## Assignment
From the first entry to the last, repeat the listing exactly.

## Records supplied
-=-=-=-=-
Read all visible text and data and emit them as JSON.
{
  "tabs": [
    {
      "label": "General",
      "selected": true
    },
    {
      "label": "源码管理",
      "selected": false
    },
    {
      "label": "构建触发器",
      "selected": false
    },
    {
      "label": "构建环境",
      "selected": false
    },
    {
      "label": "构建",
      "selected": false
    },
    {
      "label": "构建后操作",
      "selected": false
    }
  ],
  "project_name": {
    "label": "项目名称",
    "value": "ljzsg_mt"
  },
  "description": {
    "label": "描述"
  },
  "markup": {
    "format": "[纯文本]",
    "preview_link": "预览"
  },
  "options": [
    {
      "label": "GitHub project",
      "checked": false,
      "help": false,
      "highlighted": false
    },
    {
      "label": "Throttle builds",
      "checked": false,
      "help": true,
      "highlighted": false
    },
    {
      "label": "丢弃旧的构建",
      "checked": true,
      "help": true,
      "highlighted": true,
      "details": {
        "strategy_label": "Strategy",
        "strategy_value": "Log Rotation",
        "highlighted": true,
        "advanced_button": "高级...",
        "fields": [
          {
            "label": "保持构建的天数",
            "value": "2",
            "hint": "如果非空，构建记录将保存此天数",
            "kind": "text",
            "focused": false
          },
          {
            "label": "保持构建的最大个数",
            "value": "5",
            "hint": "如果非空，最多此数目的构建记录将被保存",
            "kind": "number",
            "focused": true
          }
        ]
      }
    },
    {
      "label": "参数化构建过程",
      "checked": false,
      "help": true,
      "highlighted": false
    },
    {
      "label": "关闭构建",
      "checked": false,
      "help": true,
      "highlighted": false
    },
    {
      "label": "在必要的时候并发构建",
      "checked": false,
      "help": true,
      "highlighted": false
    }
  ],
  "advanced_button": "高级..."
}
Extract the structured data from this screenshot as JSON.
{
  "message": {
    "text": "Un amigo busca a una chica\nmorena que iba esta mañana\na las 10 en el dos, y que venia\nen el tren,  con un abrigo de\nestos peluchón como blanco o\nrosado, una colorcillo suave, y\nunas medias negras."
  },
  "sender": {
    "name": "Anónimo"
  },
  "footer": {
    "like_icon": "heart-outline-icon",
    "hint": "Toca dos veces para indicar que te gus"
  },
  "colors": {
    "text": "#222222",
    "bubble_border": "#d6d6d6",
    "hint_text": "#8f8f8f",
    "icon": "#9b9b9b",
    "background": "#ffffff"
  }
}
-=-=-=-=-
## Answer box
Read all visible text and data and emit them as JSON.
{
  "tabs": [
    {
      "label": "General",
      "selected": true
    },
    {
      "label": "源码管理",
      "selected": false
    },
    {
      "label": "构建触发器",
      "selected": false
    },
    {
      "label": "构建环境",
      "selected": false
    },
    {
      "label": "构建",
      "selected": false
    },
    {
      "label": "构建后操作",
      "selected": false
    }
  ],
  "project_name": {
    "label": "项目名称",
    "value": "ljzsg_mt"
  },
  "description": {
    "label": "描述"
  },
  "markup": {
    "format": "[纯文本]",
    "preview_link": "预览"
  },
  "options": [
    {
      "label": "GitHub project",
      "checked": false,
      "help": false,
      "highlighted": false
    },
    {
      "label": "Throttle builds",
      "checked": false,
      "help": true,
      "highlighted": false
    },
    {
      "label": "丢弃旧的构建",
      "checked": true,
      "help": true,
      "highlighted": true,
      "details": {
        "strategy_label": "Strategy",
        "strategy_value": "Log Rotation",
        "highlighted": true,
        "advanced_button": "高级...",
        "fields": [
          {
            "label": "保持构建的天数",
            "value": "2",
            "hint": "如果非空，构建记录将保存此天数",
            "kind": "text",
            "focused": false
          },
          {
            "label": "保持构建的最大个数",
            "value": "5",
            "hint": "如果非空，最多此数目的构建记录将被保存",
            "kind": "number",
            "focused": true
          }
        ]
      }
    },
    {
      "label": "参数化构建过程",
      "checked": false,
      "help": true,
      "highlighted": false
    },
    {
      "label": "关闭构建",
      "checked": false,
      "help": true,
      "highlighted": false
    },
    {
      "label": "在必要的时候并发构建",
      "checked": false,
      "help": true,
      "highlighted": false
    }
  ],
  "advanced_button": "高级..."
}
Extract the structured data from this screenshot as JSON.
{
  "message": {
    "text": "Un amigo busca a una chica\nmorena que iba esta mañana\na las 10 en el dos, y que venia\nen el tren,  con un abrigo de\nestos peluchón como blanco o\nrosado, una colorcillo suave, y\nunas medias negras."
  },
  "sender": {
    "name": "Anónimo"
  },
  "footer": {
    "like_icon": "heart-outline-icon",
    "hint": "Toca dos veces para indicar que te gus"
  },
  "colors": {
    "text": "#222222",
    "bubble_border": "#d6d6d6",
    "hint_text": "#8f8f8f",
    "icon": "#9b9b9b",
    "background": "#ffffff"
  }
}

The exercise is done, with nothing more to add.